Alternatives to leaded avgas exist for many planes, but they are not widely available at airports. Roughly three-quarters of U.S. aircraft that run on avgas could use ordinary premium unleaded auto gasoline, provided it is ethanol-free. But only about 100 U.S. airports offer it—a small fraction of the nearly 20,000 in the country. The settlement requires the avgas distributors to offer this fuel—called mogas—to any airport-based avgas seller in California that requests it, subject to several conditions.

Another alternative is a kind of avgas known as 100VLL, for “very low lead,” which has a maximum lead content 19% lower than that of standard avgas and is usable by the entire avgas-burning fleet. It, too, is rarely sold and is unavailable in California. Cox says she is optimistic the settlement will help bring the fuel not just to California but also nationwide by creating demand. “Our hope is because we have all these airports in California that are committed to buy it as soon as it is available that that creates a market demand and a company will start providing it,” she says.
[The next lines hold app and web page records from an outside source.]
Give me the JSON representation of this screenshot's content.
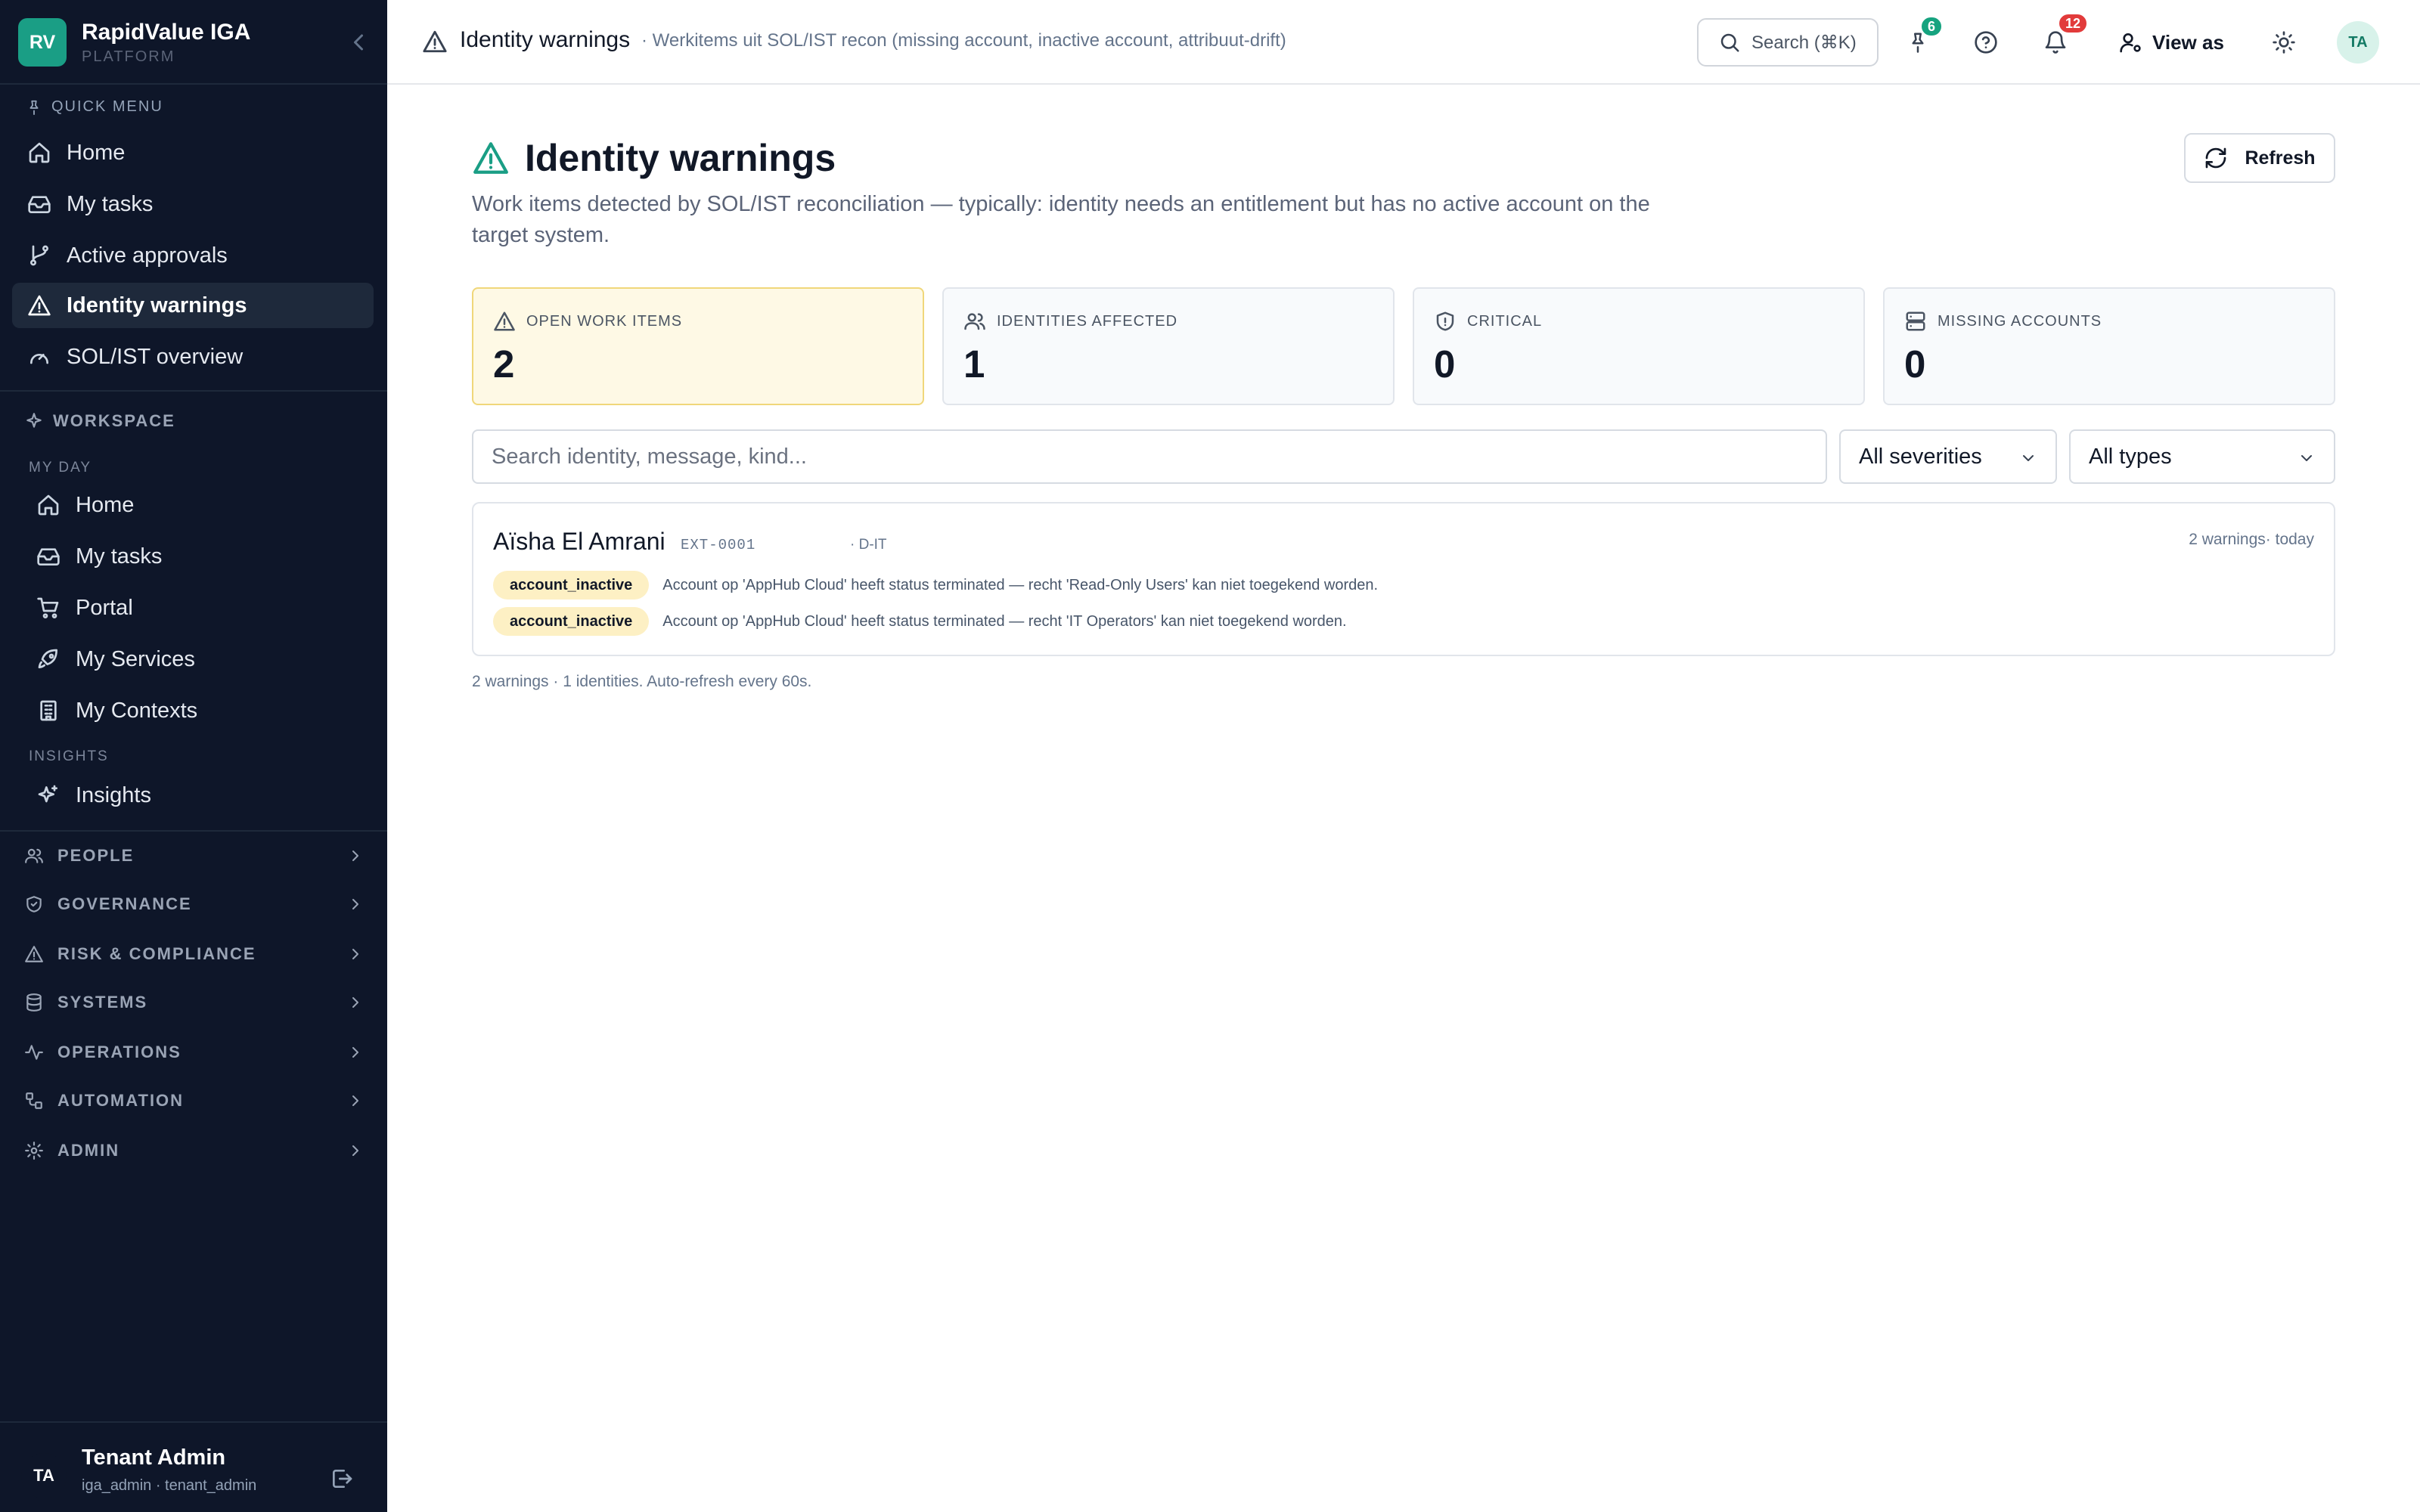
{
  "app": {
    "logo": "RV",
    "name": "RapidValue IGA",
    "sub": "PLATFORM"
  },
  "quick_menu": {
    "title": "QUICK MENU",
    "items": [
      {
        "label": "Home",
        "icon": "home-icon"
      },
      {
        "label": "My tasks",
        "icon": "inbox-icon"
      },
      {
        "label": "Active approvals",
        "icon": "git-branch-icon"
      },
      {
        "label": "Identity warnings",
        "icon": "warning-icon",
        "active": true
      },
      {
        "label": "SOL/IST overview",
        "icon": "gauge-icon"
      }
    ]
  },
  "workspace": {
    "title": "WORKSPACE",
    "my_day_title": "MY DAY",
    "my_day": [
      {
        "label": "Home",
        "icon": "home-icon"
      },
      {
        "label": "My tasks",
        "icon": "inbox-icon"
      },
      {
        "label": "Portal",
        "icon": "cart-icon"
      },
      {
        "label": "My Services",
        "icon": "rocket-icon"
      },
      {
        "label": "My Contexts",
        "icon": "building-icon"
      }
    ],
    "insights_title": "INSIGHTS",
    "insights": [
      {
        "label": "Insights",
        "icon": "sparkle-icon"
      }
    ]
  },
  "groups": [
    "PEOPLE",
    "GOVERNANCE",
    "RISK & COMPLIANCE",
    "SYSTEMS",
    "OPERATIONS",
    "AUTOMATION",
    "ADMIN"
  ],
  "user": {
    "initials": "TA",
    "name": "Tenant Admin",
    "role": "iga_admin · tenant_admin"
  },
  "topbar": {
    "title": "Identity warnings",
    "subtitle": "· Werkitems uit SOL/IST recon (missing account, inactive account, attribuut-drift)",
    "search_label": "Search (⌘K)",
    "pin_badge": "6",
    "notif_badge": "12",
    "view_as": "View as",
    "avatar": "TA"
  },
  "page": {
    "title": "Identity warnings",
    "description": "Work items detected by SOL/IST reconciliation — typically: identity needs an entitlement but has no active account on the target system.",
    "refresh": "Refresh"
  },
  "stats": [
    {
      "label": "OPEN WORK ITEMS",
      "value": "2",
      "icon": "warning-icon"
    },
    {
      "label": "IDENTITIES AFFECTED",
      "value": "1",
      "icon": "users-icon"
    },
    {
      "label": "CRITICAL",
      "value": "0",
      "icon": "shield-icon"
    },
    {
      "label": "MISSING ACCOUNTS",
      "value": "0",
      "icon": "server-icon"
    }
  ],
  "filters": {
    "search_placeholder": "Search identity, message, kind...",
    "severity": "All severities",
    "type": "All types"
  },
  "identity": {
    "name": "Aïsha El Amrani",
    "id": "EXT-0001",
    "dept": "· D-IT",
    "meta": "2 warnings· today",
    "warnings": [
      {
        "kind": "account_inactive",
        "message": "Account op 'AppHub Cloud' heeft status terminated — recht 'Read-Only Users' kan niet toegekend worden."
      },
      {
        "kind": "account_inactive",
        "message": "Account op 'AppHub Cloud' heeft status terminated — recht 'IT Operators' kan niet toegekend worden."
      }
    ]
  },
  "footer": "2 warnings · 1 identities. Auto-refresh every 60s.",
  "colors": {
    "sidebar": "#0e1629",
    "accent": "#1a9e85",
    "warning_bg": "#fef9e5",
    "pill": "#fdf0c4",
    "badge_green": "#16a37f",
    "badge_red": "#e23b3b"
  }
}
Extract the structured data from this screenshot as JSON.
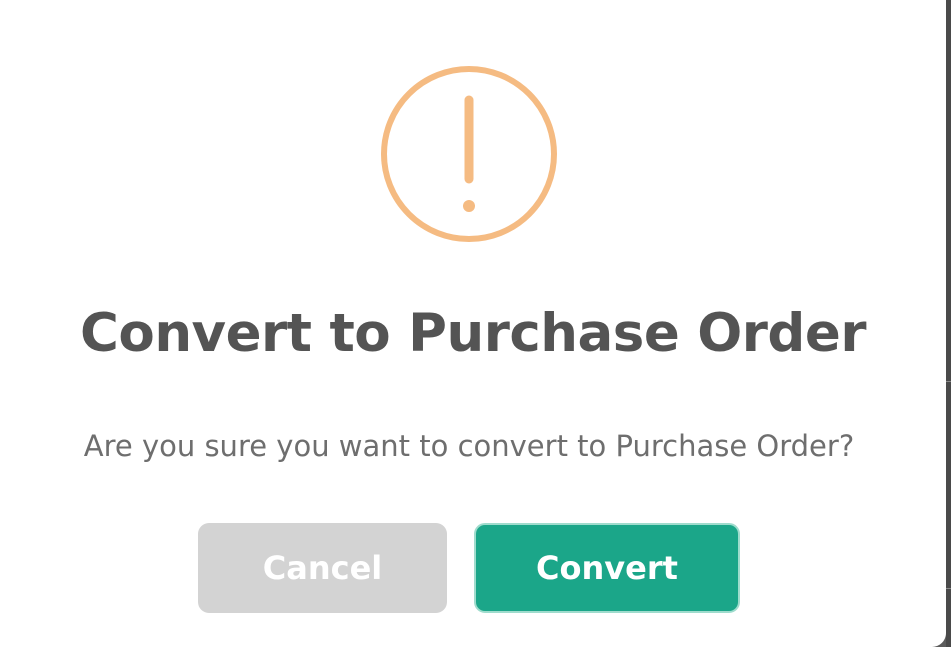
{
  "dialog": {
    "icon": "exclamation-circle-icon",
    "icon_color": "#f5bb82",
    "title": "Convert to Purchase Order",
    "message": "Are you sure you want to convert to Purchase Order?",
    "cancel_label": "Cancel",
    "confirm_label": "Convert",
    "cancel_color": "#d3d3d3",
    "confirm_color": "#1ba689"
  }
}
The aviation industry has long held that the best solution is a single unleaded replacement fuel that will work for all aircraft now burning leaded avgas. The avgas market is so small, industry officials say, that it will never make economic sense to sell more than one fuel at airports serving avgas customers. FAA, with broad industry support, is working to identify an unleaded avgas replacement. In 2011, the agency announced a goal of making one available by 2018, but a recent press release stated only that testing of candidate fuels would be completed by then.

Although he expressed satisfaction with the terms of the settlement, Mark Willey, CEO of Napa Jet Center, a defendant in the suit, says he and others interested in reducing the lead content of aviation fuel will likely have to wait for FAA’s replacement, settlement or no settlement.

Ultimately, a federal regulation mandating a nationwide transition to unleaded fuel is what’s needed, says Marcie Keever, legal director of Friends of the Earth in Berkeley, California, an advocacy group that was not involved in CEH’s lawsuit. Nevertheless, Keever says the settlement is a step in the right direction. “It helps us get on the road towards making unleaded available and making people aware that there’s a possibility to go unleaded,” she said.

Read the article at Science Insider site